Land that comprises Putnam County was purchased from Delaware, Potawatomi, Miami, and Eel River Indians through the treaties of 1809 and 1818. In 1820 the land was surveyed and put up for sale. As the population started to increase steps were taken to form a local government. In December of 1821, the General Assembly approved an act organizing Putnam County. Putnam County was named after the General Israel Putnam of the Revolution. Greencastle was chosen as the county seat, named after Ephraim Dukes, who was from Greencastle, Pennsylvania.
The first fair was held in 1837 and became an annual event. Early farmers had one of the first railroads in the state passing through the Putnam County in 1852. The first Newspaper was published in 1830 named “The Hoosier”. The “Putnam Republican Banner” was started in 1852, now known as the “Banner Graphic”. Indiana Asbury University, located in Greencastle, was chartered in 1837. It was established under the patronage of the Methodist Episcopal Church so that the church might share in the education of future generations. Indiana Asbury University was one of the first institutions in the West to grant equal privileges to females. It is now known as DePauw University.
Putnam County’s continued advancements in both agriculture and industry maintain a balance making this quote from Topographical Atlas and Gasetteer of Indiana, and Company Atlas and Gasetteer of Indiana both by George H. Adams in 1871 still true today: “…Perhaps, no body of land of equal extent in the State is superior to Putnam County, taking into consideration all its advantages of timber, soil, springs of water, quarries of limestone, running streams, and healthy situations.”

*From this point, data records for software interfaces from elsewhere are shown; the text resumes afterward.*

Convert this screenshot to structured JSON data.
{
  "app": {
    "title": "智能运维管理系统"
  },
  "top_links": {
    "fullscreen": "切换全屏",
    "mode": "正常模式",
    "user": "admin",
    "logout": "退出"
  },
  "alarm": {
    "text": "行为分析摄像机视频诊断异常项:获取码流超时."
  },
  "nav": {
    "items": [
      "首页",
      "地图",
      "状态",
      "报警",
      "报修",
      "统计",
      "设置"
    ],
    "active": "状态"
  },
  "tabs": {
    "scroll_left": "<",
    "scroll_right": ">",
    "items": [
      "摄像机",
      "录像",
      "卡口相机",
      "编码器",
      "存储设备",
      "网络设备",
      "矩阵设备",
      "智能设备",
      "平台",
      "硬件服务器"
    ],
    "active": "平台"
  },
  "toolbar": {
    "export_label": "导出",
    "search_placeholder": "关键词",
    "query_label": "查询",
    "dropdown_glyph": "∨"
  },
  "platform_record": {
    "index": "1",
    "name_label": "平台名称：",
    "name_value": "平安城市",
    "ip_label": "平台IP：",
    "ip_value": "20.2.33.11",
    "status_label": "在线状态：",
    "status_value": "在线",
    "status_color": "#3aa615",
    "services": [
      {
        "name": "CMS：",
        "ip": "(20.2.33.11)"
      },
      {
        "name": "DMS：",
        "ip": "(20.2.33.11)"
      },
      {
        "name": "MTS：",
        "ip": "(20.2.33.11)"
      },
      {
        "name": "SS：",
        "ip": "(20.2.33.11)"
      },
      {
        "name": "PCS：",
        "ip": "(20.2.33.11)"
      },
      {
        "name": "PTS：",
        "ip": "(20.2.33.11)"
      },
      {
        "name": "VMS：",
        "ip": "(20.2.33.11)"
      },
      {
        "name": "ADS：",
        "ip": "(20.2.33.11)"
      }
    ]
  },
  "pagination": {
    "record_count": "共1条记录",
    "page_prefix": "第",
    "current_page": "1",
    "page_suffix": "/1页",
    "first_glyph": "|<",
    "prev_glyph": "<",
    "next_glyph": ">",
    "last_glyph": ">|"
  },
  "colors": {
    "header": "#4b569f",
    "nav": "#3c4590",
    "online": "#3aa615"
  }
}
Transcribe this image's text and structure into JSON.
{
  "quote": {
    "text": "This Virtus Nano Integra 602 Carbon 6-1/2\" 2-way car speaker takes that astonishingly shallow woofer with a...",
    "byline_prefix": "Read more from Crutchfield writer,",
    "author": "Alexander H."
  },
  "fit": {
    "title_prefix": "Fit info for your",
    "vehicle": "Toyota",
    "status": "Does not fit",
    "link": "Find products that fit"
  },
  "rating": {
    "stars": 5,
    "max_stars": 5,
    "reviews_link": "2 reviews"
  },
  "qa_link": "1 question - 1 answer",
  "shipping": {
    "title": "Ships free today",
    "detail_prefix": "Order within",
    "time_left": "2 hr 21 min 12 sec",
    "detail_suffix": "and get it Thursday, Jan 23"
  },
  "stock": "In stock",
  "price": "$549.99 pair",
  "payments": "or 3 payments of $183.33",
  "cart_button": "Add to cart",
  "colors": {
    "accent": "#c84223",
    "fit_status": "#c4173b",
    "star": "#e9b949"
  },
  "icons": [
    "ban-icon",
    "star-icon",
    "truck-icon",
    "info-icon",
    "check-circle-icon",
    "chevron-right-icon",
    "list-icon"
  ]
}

For a small but ambitious beginning in the dense forest, Putnam County has grown to its current population of over 30,000 and contains 500 square miles of land.